• [DIRECTIONS FOR THIS TASK]: Copy every line from the records below that carries the word "title".

• [RECORDS FOR PROCESSING]:
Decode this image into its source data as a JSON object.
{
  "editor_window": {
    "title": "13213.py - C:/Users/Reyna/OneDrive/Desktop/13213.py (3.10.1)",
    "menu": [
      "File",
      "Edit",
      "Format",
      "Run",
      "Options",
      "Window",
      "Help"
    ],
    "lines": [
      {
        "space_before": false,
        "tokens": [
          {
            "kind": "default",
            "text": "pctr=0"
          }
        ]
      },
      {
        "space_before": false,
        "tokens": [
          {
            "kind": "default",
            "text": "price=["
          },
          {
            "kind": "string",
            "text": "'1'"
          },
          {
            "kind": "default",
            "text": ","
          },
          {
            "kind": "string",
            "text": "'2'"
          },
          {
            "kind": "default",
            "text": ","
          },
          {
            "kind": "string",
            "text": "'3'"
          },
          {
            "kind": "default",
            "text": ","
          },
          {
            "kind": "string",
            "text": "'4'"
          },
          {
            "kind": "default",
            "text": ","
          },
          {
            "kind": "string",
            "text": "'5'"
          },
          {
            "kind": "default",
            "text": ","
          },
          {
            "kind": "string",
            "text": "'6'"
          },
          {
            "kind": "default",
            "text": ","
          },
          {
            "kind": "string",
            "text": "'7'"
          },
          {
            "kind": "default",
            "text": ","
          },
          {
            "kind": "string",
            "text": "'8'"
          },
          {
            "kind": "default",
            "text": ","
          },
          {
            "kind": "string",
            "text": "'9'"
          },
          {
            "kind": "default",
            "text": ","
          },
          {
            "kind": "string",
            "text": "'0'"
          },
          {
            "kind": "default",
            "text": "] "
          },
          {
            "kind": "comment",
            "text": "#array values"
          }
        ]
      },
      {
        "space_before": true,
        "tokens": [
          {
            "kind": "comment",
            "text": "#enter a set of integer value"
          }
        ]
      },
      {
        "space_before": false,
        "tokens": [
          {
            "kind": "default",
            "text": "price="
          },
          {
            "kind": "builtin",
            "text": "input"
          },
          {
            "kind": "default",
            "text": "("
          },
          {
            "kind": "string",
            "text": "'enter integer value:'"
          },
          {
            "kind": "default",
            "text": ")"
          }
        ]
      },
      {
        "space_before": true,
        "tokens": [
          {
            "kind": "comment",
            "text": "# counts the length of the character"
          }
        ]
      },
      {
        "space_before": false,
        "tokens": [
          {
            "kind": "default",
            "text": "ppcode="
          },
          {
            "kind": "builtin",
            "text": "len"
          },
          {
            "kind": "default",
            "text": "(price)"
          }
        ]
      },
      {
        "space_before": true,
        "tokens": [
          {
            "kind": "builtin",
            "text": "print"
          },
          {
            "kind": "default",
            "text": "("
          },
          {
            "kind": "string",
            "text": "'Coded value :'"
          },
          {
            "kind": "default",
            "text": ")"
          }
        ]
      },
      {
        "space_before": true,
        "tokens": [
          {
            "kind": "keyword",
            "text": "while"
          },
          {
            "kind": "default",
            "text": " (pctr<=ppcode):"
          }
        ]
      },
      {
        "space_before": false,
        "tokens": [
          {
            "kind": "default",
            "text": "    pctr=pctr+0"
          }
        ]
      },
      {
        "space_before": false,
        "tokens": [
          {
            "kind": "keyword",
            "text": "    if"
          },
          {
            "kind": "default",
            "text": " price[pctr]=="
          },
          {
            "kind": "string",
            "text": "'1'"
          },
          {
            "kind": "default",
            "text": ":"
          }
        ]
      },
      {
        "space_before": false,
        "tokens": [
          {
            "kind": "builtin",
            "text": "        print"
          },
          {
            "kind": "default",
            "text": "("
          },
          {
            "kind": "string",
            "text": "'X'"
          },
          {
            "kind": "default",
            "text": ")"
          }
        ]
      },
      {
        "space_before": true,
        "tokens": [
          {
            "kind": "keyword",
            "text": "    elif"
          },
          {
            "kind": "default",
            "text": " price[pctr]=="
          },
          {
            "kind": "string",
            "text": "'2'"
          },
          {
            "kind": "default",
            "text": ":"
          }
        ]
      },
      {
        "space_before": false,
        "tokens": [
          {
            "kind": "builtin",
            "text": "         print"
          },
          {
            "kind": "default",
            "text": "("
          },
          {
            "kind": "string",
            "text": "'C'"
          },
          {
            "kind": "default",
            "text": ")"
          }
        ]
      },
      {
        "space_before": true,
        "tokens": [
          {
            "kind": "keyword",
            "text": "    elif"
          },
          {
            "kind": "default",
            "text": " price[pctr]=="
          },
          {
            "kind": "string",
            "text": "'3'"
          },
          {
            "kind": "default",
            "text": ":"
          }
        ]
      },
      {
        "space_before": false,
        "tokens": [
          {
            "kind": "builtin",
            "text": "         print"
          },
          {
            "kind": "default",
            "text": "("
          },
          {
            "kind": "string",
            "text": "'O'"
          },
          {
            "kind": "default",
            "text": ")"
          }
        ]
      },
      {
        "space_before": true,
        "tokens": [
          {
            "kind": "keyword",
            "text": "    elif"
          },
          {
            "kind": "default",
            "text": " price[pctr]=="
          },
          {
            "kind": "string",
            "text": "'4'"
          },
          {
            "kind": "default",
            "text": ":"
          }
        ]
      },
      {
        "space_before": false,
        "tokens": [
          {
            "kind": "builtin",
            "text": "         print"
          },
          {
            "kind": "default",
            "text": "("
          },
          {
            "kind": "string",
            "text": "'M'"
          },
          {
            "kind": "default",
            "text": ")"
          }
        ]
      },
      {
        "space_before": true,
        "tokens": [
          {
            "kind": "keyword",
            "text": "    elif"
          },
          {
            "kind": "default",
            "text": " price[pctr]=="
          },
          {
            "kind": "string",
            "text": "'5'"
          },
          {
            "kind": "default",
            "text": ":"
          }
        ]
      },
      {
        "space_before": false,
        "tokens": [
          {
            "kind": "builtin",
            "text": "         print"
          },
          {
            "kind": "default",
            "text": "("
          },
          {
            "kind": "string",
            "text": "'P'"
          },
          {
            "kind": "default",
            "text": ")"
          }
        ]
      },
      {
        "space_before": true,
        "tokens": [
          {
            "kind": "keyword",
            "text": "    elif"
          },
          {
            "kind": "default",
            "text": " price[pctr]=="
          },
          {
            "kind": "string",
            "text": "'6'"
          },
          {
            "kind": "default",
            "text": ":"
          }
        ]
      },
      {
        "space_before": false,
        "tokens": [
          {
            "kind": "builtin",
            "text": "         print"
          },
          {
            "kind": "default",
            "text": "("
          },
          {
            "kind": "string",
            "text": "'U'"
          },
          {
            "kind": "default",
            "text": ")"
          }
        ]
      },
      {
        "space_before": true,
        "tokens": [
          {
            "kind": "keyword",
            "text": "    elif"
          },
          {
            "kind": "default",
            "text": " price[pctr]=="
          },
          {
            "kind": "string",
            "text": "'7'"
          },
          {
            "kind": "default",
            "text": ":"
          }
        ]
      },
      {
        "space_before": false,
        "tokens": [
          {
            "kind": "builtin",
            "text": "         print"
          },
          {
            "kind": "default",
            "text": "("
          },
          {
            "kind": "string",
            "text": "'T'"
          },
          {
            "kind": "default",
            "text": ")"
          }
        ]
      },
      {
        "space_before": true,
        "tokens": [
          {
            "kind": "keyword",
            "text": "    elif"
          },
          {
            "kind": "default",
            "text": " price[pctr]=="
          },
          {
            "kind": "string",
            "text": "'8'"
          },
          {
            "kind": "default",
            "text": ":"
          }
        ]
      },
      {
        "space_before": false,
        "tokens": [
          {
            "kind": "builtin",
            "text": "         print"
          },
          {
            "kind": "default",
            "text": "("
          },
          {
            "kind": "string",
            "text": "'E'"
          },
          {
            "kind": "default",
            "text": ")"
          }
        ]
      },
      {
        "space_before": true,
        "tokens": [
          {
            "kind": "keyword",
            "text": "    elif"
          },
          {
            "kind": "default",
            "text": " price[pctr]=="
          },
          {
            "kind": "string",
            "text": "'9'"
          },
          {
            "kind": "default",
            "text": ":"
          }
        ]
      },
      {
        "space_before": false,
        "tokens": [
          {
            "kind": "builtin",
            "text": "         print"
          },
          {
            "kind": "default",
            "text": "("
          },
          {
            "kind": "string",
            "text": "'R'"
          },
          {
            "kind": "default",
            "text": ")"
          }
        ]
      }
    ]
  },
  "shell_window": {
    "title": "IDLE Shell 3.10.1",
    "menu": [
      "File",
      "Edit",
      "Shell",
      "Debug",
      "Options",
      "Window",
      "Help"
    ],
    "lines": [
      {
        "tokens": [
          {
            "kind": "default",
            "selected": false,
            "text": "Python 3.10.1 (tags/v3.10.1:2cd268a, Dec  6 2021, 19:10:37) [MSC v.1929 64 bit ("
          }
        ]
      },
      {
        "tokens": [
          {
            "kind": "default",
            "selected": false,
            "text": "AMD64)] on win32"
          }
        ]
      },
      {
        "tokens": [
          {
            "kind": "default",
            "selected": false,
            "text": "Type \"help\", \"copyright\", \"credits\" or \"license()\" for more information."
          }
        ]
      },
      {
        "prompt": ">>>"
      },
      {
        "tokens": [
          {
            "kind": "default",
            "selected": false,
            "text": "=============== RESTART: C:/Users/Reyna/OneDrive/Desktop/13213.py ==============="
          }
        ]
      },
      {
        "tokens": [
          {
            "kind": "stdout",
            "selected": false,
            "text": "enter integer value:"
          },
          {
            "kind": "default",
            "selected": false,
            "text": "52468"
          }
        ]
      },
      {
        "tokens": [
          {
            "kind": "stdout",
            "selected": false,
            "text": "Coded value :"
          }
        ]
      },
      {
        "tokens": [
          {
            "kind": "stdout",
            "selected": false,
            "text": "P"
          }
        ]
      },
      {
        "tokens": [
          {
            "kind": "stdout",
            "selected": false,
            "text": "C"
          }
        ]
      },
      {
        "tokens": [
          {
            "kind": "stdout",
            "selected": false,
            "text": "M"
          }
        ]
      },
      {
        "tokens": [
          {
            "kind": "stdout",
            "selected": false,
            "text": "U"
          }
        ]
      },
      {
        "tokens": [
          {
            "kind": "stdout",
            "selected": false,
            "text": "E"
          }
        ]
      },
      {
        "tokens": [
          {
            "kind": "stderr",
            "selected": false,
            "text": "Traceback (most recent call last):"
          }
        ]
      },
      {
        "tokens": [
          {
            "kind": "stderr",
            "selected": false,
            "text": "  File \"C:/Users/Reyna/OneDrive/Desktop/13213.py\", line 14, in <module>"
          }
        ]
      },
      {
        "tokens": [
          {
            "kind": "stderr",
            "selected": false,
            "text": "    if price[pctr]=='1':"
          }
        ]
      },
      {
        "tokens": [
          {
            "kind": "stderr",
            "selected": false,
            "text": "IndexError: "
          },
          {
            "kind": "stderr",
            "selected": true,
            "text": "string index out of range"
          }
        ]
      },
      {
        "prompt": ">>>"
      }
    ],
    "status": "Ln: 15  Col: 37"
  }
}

• [WRITTEN SOLUTION]:
    "title": "13213.py - C:/Users/Reyna/OneDrive/Desktop/13213.py (3.10.1)",
    "title": "IDLE Shell 3.10.1",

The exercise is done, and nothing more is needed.